When a bank denies you a business loan, there are many other creative ways to get the financing you need rather than sit down and cry over spilled milk. Why worry when there are several nontraditional funding methods available for you.
Here’s a guide to help you compare the small-business loan alternatives you have:
Receivables based funding tied to cash flow
There are several revenue-based forms for financing you can use to expand your startup. Such lenders are interested in three primary factors; the profitability of a business, its assets, and the owner’s personal assets. These assets are used as collateral to secure the loan. In case you fail to repay the loan, your lender can sell the assets to recover the losses.
Such types of merchant loans have a repayment plan that fluctuates based on your monthly receivables until the whole amount is settled. They are typically structured for repayment over a 5-year span but can be settled much faster if the company experiences faster growth.
So in a month where revenue is low, you repay less, and in high-sales months you pay back more. This way you can easily manage your cash flow.

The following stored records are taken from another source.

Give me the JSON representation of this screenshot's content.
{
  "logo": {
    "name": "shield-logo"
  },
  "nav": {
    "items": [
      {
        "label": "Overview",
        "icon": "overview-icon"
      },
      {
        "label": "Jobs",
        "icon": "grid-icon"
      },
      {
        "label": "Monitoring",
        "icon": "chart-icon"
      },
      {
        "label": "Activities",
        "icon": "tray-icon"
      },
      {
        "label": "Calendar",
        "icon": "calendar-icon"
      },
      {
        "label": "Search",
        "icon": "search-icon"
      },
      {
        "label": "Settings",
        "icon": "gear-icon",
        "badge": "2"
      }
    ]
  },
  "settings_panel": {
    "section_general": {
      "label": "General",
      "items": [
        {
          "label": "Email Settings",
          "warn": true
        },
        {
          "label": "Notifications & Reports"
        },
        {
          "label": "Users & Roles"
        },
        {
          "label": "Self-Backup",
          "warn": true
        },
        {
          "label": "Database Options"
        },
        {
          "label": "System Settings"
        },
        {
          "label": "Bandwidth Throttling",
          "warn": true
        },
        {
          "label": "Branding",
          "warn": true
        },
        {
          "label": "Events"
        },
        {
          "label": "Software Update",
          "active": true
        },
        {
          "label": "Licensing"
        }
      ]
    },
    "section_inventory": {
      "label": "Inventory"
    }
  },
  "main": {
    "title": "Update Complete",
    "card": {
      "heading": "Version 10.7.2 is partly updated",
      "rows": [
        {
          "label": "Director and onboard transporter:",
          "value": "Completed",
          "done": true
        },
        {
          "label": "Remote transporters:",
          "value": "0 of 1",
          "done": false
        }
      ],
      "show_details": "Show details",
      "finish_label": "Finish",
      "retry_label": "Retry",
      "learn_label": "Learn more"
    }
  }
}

Credit card offers
Such offers are meant to support small businesses that won’t access traditional funding because they haven’t been around for long.
You can get this type of funding even without collateral. Only, you’ll find it in the form a 9-month zero-interest business credit card; meaning you have a whole nine months of interest-free credit, so you have ample time to work on establishing your credit history.
Again, in this case, a lender will check your personal credit score rather than your business’ credit.
However, this strategy also comes with a range of risks. For one, failing to reach the minimum payments per month on a credit card may lead to higher interest, penalties and eventually damage your credit score.
So you’re putting your business’ life at risk, but failing is not an option, and you’ll have to find a way.
Author bio: As an account executive, Michael Hollis has funded millions by using alternative funding solutions. His experience and extensive knowledge of the industry has become a true asset for First American Merchant, the No.1 Merchant loans provider.